The first community-wide cool pavement experiment is unfolding in the north Los Angeles neighborhood of Pacoima — and preliminary results are promising, according to the city and its partners on the project.
In July 2022, the city partnered with roofing manufacturer GAF to apply the company’s solar-reflective pavement coating to over 700,000 square feet of hard surfaces within a 10-block perimeter. That includes streets, a school playground, a basketball court and two parking lots in the neighborhood, which sits in the notoriously hot San Fernando Valley. Local nonprofits are also involved in the project, and artists covered some of the areas with colorful murals.
This summer, GAF is sharing its first eight months of data. Compared with a neighboring community without cool pavement, Pacoima saw ambient air temperatures 2 meters (about 6.5 feet) above ground that were on average 1.5 degrees F lower during sunny days and up to 3.5 degrees F cooler during a daytime extreme heat event. “The 2-meter mark was important because that’s kind of person height, and that was critically important,” said Jeff Terry, GAF’s vice president of corporate social responsibility and sustainability.
The pavement itself was 10 degrees F cooler on average on sunny days, and no negative impacts have been observed to date, GAF reported.
GAF meets with community members every three to four months, Terry said, and residents have said their tires are wearing less quickly and their shoes don’t stick to the hot road as much as they used to. Parents have told his team that they are more comfortable letting their kids play outside, and the parks and recreation department said they were able to schedule more summertime basketball leagues because they don’t have to confine players to indoor courts. Unexpectedly, the neighborhood downwind from Pacoima also experienced a slight cooling effect, Terry said.
“We’re very excited about the interim findings that we’ve had,” he noted, adding that residents of Pacoima and the neighboring reference community have asked for more cool pavement coating. “We’re just now digging significantly into the full-year data and only hope that we see improvements even upon what we’re sharing now.” The team is also working on models that could, for example, show potential impacts of scaling cool pavement to a 100-square-block area, Terry said.

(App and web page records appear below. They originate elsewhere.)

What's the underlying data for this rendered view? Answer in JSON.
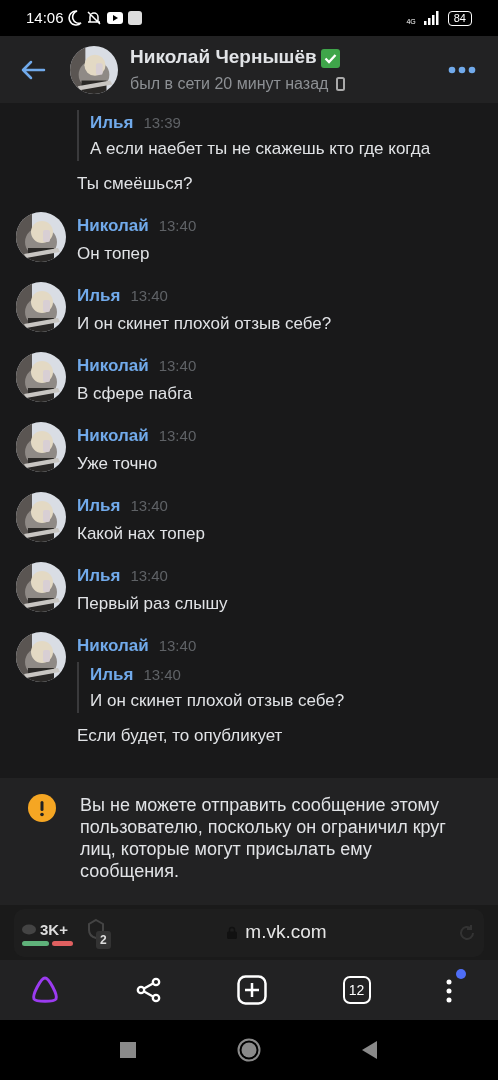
{
  "status_bar": {
    "time": "14:06",
    "network": "4G",
    "battery": "84"
  },
  "header": {
    "name": "Николай Чернышёв",
    "verified": true,
    "status": "был в сети 20 минут назад"
  },
  "messages": [
    {
      "quote": {
        "author": "Илья",
        "time": "13:39",
        "text": "А если наебет ты не скажешь кто где когда"
      },
      "text": "Ты смеёшься?"
    },
    {
      "author": "Николай",
      "time": "13:40",
      "text": "Он топер"
    },
    {
      "author": "Илья",
      "time": "13:40",
      "text": "И он скинет плохой отзыв себе?"
    },
    {
      "author": "Николай",
      "time": "13:40",
      "text": "В сфере пабга"
    },
    {
      "author": "Николай",
      "time": "13:40",
      "text": "Уже точно"
    },
    {
      "author": "Илья",
      "time": "13:40",
      "text": "Какой нах топер"
    },
    {
      "author": "Илья",
      "time": "13:40",
      "text": "Первый раз слышу"
    },
    {
      "author": "Николай",
      "time": "13:40",
      "quote": {
        "author": "Илья",
        "time": "13:40",
        "text": "И он скинет плохой отзыв себе?"
      },
      "text": "Если будет, то опубликует"
    }
  ],
  "notice": "Вы не можете отправить сообщение этому пользователю, поскольку он ограничил круг лиц, которые могут присылать ему сообщения.",
  "browser": {
    "comments": "3K+",
    "shield_count": "2",
    "url": "m.vk.com",
    "tab_count": "12",
    "menu_notification": true
  }
}
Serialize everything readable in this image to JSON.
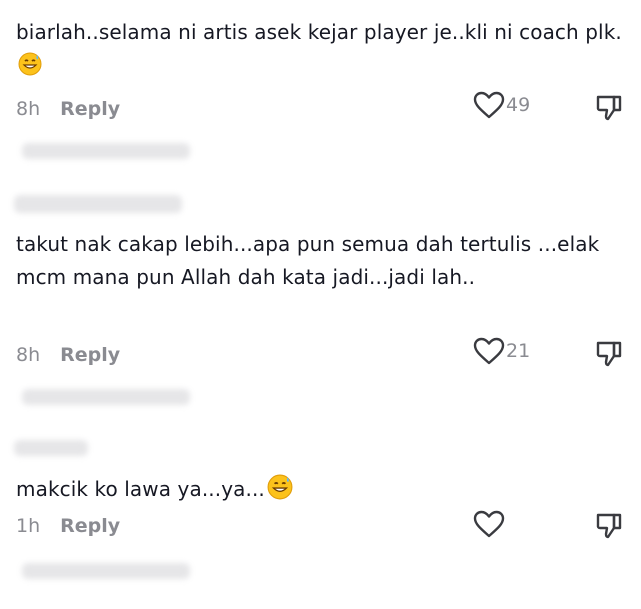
{
  "comments": [
    {
      "text": "biarlah..selama ni artis asek kejar player je..kli ni coach plk.",
      "emoji": "grinning-sweat-emoji",
      "time": "8h",
      "reply_label": "Reply",
      "likes": "49"
    },
    {
      "text": "takut nak cakap lebih...apa pun semua dah tertulis ...elak mcm mana pun Allah dah kata jadi...jadi lah..",
      "time": "8h",
      "reply_label": "Reply",
      "likes": "21"
    },
    {
      "text": "makcik ko lawa ya...ya...",
      "emoji": "grinning-sweat-emoji",
      "time": "1h",
      "reply_label": "Reply",
      "likes": ""
    }
  ],
  "colors": {
    "text": "#161823",
    "meta": "#8a8b91",
    "blur": "#e6e6e8"
  },
  "icons": {
    "like": "heart-outline-icon",
    "dislike": "thumbs-down-outline-icon"
  }
}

The Pacoima project is by no means the first to experiment with the potential of cool pavement technology to reduce urban temperatures. For example, Los Angeles is deploying cool pavement on streets elsewhere in the city, and Phoenix celebrated in June its application of cool pavement coating on 100 miles of city streets. But the Pacoima project is “a first of its kind in terms of scope,” GAF’s preliminary report says, noting that the coating was applied in the same contiguous area and data is being continuously captured. The report called the project “one of the most comprehensive studies of an urban cooling intervention to date.”
To capture the data, GAF staff regularly drive across Pacoima and the neighboring reference community in an electric golf cart “jazzed up” with scientific equipment that measures “everything from dew point, barometric pressure, to wind speed to wind direction to temperature to albedo,” Terry said. “We’ve used drones, we use satellite [data], ultimately to … incorporate many, many data points into the evaluation.” There are also two weather stations in the community that collect data, he said.
Los Angeles City Councilmember Monica Rodriguez, who represents Pacoima, said the experienced impacts of cool pavement may not be drastic, but the technology can still be a meaningful part of a comprehensive approach to addressing urban heat islands. “I think it would be false for people to be like, ‘Oh my gosh, I feel it’s 10 degrees cooler where I’m standing,’” she said. “The intensity of the heat that we have in the San Fernando Valley, I can’t tell the difference between 110 and 100. It’s hot.”
But Pacoima is a community that doesn’t have enough trees or parks, she said, and that’s not changing any time soon due to the decades it takes trees to reach maturity. “We have to throw everything at it in communities like ours,” Rodriguez said. “This is a concurrent effort to mitigate those heat impacts in communities that don’t have the tree canopies, that are working-class neighborhoods.” She added that she’d love to see cool pavement implemented in neighborhoods across the city.
The murals on the cool pavement are a crucial part of the project, she added. “I think storytelling is very important, particularly for communities of color,” Rodriguez said. “They have to be seen. They have to be recognized and represented in the neighborhoods that they live in.” She noted that it’s important for artists to know they should avoid painting the pavement with black, a color that absorbs more heat than lighter colors.
Colorful murals can also spur community interest in and awareness of the project, she said. “If you paint something, it’s no longer blacktop and [if] it has a gray coating, you’re not going to think much of it,” she said. “But when you see the artwork, you’re going to be like, ‘Well, why did they do that? What is this?’”
The team is now rolling out the second phase of the project, in which it will implement cool roof technologies across the community. A final research report is expected in early 2024.